MATERIAL FOR THIS EXERCISE
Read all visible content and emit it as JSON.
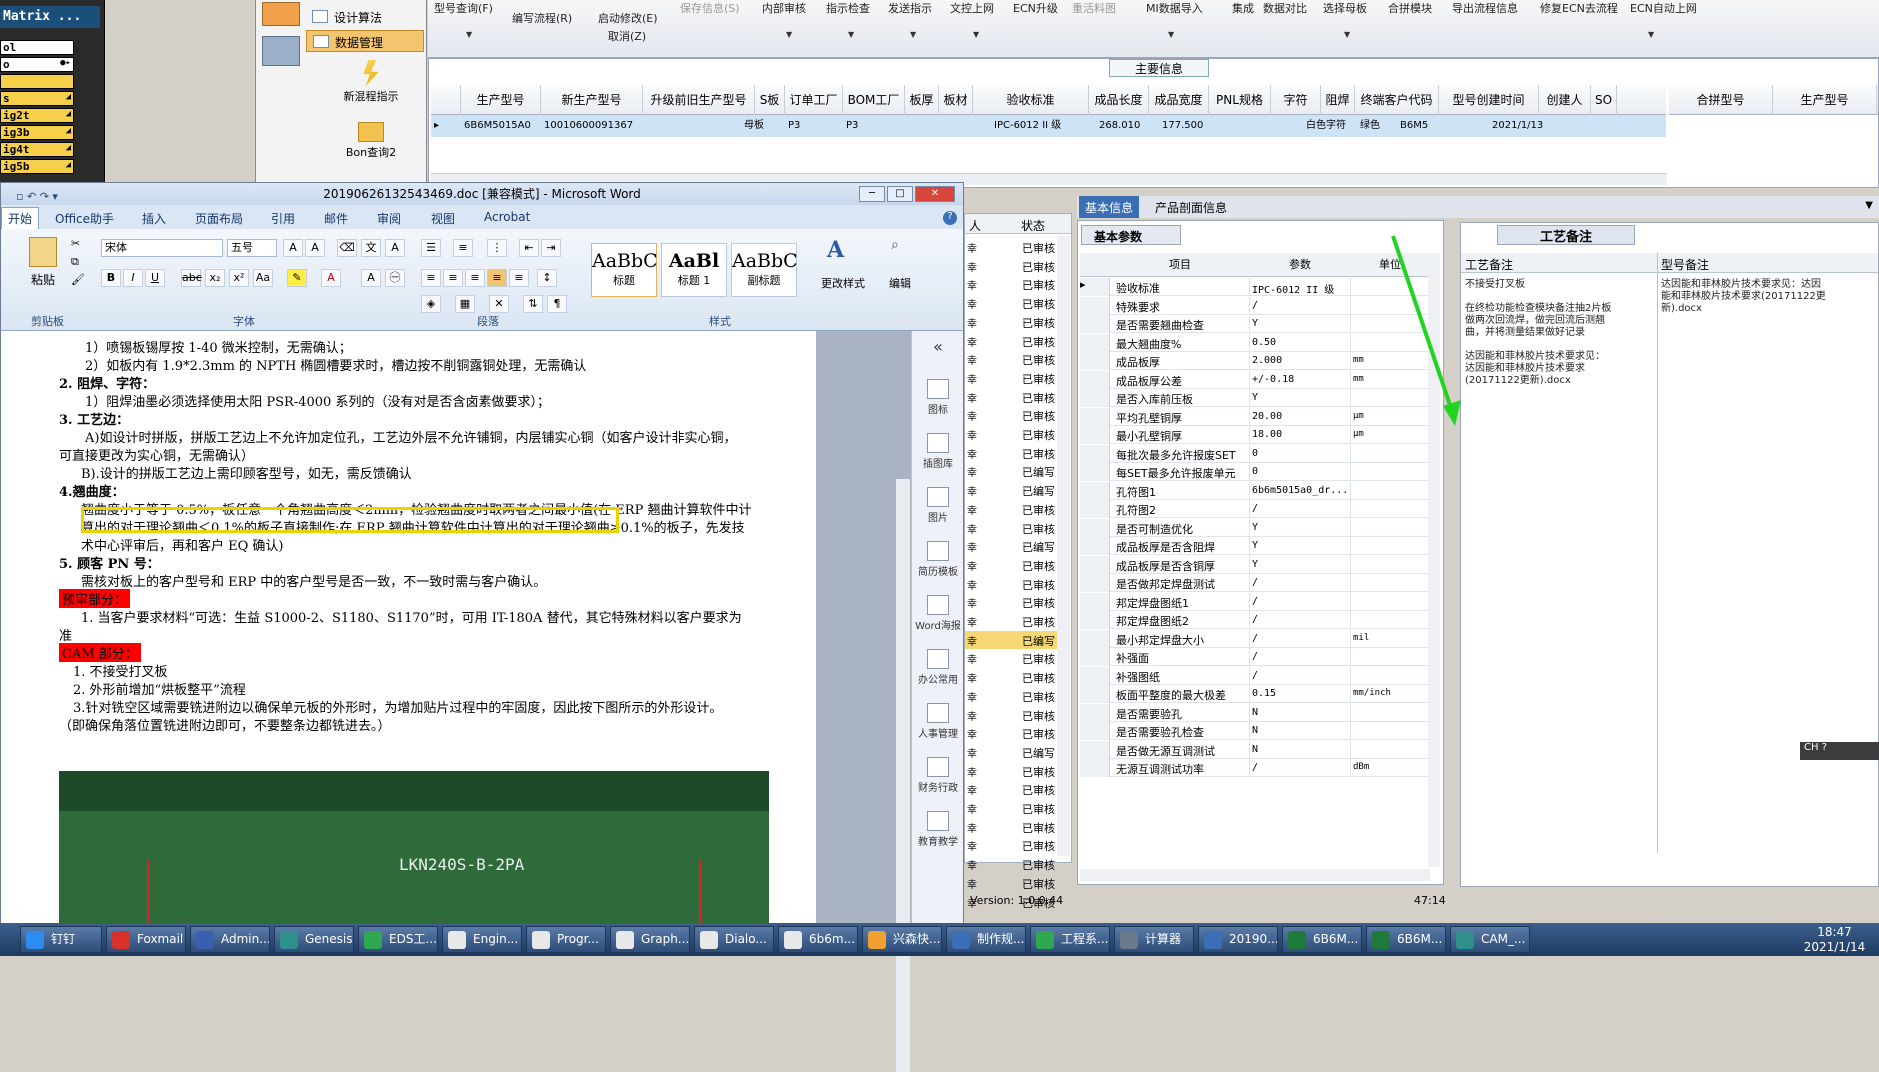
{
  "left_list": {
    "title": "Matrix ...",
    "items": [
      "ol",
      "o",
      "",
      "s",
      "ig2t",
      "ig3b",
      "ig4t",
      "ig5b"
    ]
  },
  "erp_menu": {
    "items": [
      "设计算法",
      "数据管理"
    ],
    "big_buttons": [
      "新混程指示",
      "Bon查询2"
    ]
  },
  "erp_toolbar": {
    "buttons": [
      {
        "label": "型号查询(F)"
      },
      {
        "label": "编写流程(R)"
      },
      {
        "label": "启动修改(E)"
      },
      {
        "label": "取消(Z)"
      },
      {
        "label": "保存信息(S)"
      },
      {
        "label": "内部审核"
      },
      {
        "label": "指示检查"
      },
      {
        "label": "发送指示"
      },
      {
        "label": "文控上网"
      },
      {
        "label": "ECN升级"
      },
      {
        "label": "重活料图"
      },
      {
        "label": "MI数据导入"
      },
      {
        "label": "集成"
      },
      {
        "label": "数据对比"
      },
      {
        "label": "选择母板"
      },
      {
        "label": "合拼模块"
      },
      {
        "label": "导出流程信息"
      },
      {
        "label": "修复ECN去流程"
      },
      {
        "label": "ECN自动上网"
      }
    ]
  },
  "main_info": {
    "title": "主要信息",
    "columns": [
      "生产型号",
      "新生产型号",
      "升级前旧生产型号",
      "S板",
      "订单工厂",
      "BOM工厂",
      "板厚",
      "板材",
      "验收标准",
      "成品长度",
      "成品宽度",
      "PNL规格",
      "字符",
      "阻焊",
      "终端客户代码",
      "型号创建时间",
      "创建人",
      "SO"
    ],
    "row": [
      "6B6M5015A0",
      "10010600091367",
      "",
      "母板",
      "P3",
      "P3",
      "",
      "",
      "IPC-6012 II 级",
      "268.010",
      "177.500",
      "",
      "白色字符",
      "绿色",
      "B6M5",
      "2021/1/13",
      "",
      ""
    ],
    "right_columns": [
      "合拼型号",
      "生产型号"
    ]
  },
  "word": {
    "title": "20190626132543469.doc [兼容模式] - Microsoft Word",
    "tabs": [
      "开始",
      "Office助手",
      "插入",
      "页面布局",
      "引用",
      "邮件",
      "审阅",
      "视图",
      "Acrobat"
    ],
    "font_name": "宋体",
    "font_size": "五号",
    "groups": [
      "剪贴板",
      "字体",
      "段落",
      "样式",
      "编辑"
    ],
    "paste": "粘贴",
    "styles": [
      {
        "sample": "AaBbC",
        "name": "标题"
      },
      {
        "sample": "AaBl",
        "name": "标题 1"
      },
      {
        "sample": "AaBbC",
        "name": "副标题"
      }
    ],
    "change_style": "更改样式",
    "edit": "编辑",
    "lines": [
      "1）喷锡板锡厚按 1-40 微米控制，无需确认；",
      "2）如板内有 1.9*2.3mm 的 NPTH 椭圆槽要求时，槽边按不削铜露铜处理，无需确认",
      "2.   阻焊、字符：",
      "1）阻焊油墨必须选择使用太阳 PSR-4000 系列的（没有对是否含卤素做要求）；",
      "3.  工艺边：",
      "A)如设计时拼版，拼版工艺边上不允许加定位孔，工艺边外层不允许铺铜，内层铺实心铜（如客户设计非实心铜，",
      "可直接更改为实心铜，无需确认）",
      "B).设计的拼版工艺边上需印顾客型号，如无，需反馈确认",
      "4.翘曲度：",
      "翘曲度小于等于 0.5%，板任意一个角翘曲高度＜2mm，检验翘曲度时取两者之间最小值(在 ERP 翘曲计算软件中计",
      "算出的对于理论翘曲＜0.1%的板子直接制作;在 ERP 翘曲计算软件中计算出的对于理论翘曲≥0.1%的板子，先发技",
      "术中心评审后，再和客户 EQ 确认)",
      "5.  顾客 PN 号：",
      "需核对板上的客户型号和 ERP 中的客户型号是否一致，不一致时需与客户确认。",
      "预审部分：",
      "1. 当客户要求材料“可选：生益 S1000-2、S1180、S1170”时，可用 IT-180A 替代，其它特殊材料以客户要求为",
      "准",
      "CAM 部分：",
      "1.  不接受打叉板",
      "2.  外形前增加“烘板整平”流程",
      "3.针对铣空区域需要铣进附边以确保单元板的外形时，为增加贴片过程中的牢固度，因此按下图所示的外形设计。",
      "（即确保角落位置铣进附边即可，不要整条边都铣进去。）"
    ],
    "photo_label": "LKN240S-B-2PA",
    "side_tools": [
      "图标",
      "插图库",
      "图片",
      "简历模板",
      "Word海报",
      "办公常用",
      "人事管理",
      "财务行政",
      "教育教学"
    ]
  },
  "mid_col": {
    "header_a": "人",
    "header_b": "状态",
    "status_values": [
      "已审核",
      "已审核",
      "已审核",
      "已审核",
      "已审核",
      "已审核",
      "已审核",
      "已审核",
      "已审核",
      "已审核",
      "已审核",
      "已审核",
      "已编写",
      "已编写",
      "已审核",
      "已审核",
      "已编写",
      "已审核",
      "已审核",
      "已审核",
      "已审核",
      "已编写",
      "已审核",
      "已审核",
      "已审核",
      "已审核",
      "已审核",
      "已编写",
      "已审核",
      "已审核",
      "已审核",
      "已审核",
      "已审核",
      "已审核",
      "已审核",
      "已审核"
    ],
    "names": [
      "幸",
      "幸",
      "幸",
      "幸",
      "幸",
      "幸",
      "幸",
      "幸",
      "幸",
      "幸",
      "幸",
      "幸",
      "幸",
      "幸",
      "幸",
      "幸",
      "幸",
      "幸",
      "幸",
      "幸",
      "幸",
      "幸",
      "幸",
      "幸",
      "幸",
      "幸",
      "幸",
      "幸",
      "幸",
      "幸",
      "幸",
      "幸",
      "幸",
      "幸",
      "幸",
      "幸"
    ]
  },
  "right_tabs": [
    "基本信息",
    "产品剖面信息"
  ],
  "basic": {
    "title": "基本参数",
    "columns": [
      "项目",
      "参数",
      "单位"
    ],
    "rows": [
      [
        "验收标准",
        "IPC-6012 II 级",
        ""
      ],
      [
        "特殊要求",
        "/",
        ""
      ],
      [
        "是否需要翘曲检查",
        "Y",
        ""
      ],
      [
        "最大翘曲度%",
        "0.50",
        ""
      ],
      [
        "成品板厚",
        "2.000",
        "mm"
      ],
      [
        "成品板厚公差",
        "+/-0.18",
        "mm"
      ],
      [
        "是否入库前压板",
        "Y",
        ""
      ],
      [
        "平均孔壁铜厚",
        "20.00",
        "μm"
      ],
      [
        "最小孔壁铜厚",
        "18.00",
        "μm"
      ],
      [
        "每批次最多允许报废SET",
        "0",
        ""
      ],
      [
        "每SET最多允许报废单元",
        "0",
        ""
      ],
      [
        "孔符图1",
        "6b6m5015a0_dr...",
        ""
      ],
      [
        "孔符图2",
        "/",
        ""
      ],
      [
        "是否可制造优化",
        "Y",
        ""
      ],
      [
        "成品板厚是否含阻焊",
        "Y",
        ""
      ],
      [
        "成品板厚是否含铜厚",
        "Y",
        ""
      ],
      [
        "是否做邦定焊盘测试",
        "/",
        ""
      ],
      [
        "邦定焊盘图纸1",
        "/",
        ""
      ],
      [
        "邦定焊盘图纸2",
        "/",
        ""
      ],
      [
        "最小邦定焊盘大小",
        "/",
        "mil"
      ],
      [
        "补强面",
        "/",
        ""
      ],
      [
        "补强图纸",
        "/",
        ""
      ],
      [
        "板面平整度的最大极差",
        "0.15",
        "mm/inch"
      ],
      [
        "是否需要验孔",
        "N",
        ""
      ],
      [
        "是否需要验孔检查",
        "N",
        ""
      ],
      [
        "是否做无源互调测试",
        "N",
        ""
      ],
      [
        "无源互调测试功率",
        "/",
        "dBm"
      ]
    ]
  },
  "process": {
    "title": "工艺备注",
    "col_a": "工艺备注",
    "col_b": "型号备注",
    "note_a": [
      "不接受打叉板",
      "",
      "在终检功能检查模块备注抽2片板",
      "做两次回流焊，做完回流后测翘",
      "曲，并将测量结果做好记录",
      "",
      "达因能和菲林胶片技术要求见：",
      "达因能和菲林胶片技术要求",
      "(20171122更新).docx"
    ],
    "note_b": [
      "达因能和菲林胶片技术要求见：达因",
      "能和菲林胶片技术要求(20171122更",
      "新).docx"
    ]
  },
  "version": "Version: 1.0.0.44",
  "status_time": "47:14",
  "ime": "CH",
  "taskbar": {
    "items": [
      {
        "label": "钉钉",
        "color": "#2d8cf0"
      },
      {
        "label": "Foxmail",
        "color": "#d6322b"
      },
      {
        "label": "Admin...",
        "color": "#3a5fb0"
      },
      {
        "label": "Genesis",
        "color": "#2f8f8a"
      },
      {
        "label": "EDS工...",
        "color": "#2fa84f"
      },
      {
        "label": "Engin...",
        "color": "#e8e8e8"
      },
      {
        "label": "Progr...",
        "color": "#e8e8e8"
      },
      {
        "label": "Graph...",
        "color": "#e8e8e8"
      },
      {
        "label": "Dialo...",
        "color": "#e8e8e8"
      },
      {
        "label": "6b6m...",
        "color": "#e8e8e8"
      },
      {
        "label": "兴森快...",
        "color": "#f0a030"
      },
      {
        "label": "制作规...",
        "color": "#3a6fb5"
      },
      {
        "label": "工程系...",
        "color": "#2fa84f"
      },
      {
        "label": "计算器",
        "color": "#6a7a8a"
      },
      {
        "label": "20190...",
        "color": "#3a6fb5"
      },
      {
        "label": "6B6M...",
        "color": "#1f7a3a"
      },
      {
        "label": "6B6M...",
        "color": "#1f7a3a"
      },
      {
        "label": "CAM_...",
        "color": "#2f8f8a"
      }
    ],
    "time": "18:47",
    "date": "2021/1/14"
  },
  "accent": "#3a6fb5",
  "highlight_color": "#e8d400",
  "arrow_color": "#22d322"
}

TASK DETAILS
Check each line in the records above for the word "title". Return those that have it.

EXERCISE RESULT
    "title": "Matrix ...",
    "title": "主要信息",
    "title": "20190626132543469.doc [兼容模式] - Microsoft Word",
    "title": "基本参数",
    "title": "工艺备注",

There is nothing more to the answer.